When it released NFPA 730 (Guide to Premises Security) and NFPA 731 (Standard for the Installation of Electronic Premises Security Systems) in 2005, several security industry associations and leaders questioned why a fire-standards organization was getting involved in security
*****NFPA Pocket Guide to Electronic Security System Installation. By Shane M. Clary; published by the National Fire Protection Association, www.nfpa.org (Web); 492 pages; $29.50.
Like it or not, the National Fire Protection Association (NFPA) is involved in security more than it ever has been in its 110-year history. When it released NFPA 730 (Guide to Premises Security) and NFPA 731 (Standard for the Installation of Electronic Premises Security Systems) in 2005, several security industry associations and leaders questioned why a fire-standards organization was getting involved in security. NFPA’s official answer is that it was asked to do so by several insurance companies, in the absence of such material from security organizations. NFPA also claims that it is the best-equipped body for this task, given its experience in writing codes, standards, and guidelines.

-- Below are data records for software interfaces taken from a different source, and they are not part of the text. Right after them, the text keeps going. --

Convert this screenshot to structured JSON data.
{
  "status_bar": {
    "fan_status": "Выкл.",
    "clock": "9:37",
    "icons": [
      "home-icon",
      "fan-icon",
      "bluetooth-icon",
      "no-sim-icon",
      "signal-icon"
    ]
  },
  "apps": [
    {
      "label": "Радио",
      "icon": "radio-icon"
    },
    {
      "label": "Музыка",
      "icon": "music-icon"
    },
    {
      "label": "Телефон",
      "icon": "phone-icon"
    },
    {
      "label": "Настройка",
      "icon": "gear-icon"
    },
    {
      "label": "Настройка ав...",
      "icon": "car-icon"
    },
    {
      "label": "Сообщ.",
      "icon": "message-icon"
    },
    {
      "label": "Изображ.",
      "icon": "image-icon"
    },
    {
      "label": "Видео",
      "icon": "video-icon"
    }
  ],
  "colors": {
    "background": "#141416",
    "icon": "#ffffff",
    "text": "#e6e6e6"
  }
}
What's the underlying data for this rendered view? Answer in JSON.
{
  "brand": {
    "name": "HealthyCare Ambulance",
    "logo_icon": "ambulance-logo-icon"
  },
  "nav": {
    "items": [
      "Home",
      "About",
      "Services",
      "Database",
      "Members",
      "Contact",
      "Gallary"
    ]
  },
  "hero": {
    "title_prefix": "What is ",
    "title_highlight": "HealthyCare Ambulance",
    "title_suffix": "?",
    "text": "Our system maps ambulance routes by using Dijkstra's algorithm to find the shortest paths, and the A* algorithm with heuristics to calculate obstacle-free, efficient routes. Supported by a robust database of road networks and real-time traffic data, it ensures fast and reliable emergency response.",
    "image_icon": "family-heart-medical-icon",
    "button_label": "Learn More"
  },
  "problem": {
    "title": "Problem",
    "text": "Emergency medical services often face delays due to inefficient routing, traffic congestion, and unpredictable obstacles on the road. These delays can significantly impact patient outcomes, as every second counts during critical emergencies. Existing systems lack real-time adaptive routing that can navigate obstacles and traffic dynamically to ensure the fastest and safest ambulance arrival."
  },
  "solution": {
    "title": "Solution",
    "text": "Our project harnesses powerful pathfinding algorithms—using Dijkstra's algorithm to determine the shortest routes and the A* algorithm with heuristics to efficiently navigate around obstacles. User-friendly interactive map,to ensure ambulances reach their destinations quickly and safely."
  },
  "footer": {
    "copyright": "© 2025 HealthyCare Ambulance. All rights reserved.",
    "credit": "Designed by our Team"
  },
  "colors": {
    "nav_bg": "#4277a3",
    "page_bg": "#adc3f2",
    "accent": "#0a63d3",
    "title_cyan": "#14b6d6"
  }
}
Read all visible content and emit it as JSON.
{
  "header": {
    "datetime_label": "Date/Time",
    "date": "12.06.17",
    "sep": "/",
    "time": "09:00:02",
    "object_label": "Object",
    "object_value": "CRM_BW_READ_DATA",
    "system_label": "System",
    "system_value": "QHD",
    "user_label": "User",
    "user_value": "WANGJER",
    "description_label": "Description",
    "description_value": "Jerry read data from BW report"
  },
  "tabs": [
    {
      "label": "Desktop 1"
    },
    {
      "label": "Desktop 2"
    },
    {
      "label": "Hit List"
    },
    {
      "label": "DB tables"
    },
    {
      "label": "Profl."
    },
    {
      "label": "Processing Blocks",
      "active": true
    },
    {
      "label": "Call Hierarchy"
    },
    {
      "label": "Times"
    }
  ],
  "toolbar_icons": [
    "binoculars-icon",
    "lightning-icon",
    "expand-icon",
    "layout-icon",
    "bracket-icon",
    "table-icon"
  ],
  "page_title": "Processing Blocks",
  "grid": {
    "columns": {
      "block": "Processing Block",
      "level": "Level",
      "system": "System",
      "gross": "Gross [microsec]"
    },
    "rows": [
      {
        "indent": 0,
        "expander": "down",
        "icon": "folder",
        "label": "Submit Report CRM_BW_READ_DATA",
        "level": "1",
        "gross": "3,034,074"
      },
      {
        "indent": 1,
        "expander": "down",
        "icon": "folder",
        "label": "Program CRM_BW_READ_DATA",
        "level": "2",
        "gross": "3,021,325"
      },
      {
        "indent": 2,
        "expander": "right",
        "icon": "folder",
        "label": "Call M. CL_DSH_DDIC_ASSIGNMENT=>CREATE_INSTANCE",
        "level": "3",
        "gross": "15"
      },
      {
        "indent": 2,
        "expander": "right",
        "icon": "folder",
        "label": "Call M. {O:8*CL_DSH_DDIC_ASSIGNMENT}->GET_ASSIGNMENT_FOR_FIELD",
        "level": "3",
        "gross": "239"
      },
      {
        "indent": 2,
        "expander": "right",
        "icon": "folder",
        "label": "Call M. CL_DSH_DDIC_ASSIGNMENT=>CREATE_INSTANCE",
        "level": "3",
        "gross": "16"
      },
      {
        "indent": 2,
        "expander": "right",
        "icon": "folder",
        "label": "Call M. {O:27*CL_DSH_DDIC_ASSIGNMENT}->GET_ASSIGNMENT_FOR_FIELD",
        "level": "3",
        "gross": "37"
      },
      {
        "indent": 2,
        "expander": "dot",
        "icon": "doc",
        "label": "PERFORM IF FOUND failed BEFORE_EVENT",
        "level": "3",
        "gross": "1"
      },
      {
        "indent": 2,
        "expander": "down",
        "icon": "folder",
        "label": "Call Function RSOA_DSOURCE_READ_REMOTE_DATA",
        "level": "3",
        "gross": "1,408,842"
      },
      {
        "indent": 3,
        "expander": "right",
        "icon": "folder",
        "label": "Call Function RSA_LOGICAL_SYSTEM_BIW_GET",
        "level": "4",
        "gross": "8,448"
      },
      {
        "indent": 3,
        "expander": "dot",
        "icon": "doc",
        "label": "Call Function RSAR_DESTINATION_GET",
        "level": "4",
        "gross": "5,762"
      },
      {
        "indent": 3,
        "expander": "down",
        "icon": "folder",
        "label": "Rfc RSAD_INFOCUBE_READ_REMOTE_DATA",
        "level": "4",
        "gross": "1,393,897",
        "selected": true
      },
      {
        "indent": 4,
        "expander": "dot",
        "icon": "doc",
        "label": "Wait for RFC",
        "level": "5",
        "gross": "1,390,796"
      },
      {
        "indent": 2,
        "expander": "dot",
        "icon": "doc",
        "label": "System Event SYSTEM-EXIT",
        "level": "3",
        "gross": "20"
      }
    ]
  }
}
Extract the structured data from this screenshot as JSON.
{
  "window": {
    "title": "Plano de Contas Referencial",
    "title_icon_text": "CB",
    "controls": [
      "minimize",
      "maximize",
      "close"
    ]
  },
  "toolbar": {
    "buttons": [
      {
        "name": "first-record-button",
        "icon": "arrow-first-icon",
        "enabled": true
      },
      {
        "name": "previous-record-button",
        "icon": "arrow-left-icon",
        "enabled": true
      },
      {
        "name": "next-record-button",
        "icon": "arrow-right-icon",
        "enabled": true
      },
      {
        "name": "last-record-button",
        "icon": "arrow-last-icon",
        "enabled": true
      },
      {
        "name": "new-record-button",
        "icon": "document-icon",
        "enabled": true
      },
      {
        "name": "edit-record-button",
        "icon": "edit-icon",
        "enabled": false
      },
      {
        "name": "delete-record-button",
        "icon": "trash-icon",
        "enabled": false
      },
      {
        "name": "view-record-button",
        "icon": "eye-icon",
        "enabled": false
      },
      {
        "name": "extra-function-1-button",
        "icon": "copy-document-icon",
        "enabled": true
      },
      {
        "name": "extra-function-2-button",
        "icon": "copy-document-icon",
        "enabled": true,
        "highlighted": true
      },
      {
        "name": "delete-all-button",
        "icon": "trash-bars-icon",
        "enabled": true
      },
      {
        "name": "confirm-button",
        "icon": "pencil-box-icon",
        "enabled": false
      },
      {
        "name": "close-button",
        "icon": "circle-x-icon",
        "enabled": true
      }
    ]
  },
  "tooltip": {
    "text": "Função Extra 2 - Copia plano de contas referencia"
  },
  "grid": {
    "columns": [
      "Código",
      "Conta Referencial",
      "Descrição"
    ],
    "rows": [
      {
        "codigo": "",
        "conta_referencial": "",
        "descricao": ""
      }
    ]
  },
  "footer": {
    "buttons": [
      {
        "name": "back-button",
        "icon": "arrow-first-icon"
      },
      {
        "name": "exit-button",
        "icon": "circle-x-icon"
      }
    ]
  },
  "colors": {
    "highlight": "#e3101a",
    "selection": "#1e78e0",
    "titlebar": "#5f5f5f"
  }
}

The NFPA Pocket Guide to Electronic Security System Installation reads like the technical documents from which it is derived. The guide condenses the salient points of NFPA 731, NFPA 72 (National Fire Alarm Code), and NFPA 70 (National Electrical Code) into a small-format publication that provides a basic reference for physical security systems, specifically electronic intrusion alarms, access control, and closed-circuit video. However, unlike the codes themselves, this document lacks the reasoning and justification behind the various elements of the codes.
While it heavily references the source codes, the pocket guide also incorporates diagrams from various manufacturers and industry experts to illustrate key points. It also contains many tables and formulas that would help in the configuration or design process of many electronic security systems.
Because it is presented like a standard or code, the guide is difficult to read like a regular book. It is also possible that, given the guide’s code-like presentation and its NFPA provenance, some municipalities may look upon the material as a code and adopt it as such. Doing so could be dangerous because of the many varied and complex risk factors that must be understood when designing security and security systems for a facility.
Physical security professionals would do well to have a copy of this guide for quick reference, even though it includes elements that are rarely used in any security systems today, such as tube cameras, retina scanners, and Hollerith punch cards. If the insurance industry and local governments adopt 731 as a standard, this guide will become that much more important.
Reviewer: Jim Ellis, CPP, PSP, CSSM (Certified in Security Supervision and Management), is the physical security planner for the Principal Financial Group, based in Des Moines, Iowa. He holds a B.A. in justice studies from Rhode Island College and is currently enrolled in the Masters in Security Management program at Webster University. He is an assistant regional vice president for ASIS’s Region 8-A and is the Chapter Chairperson for the Central Iowa Chapter.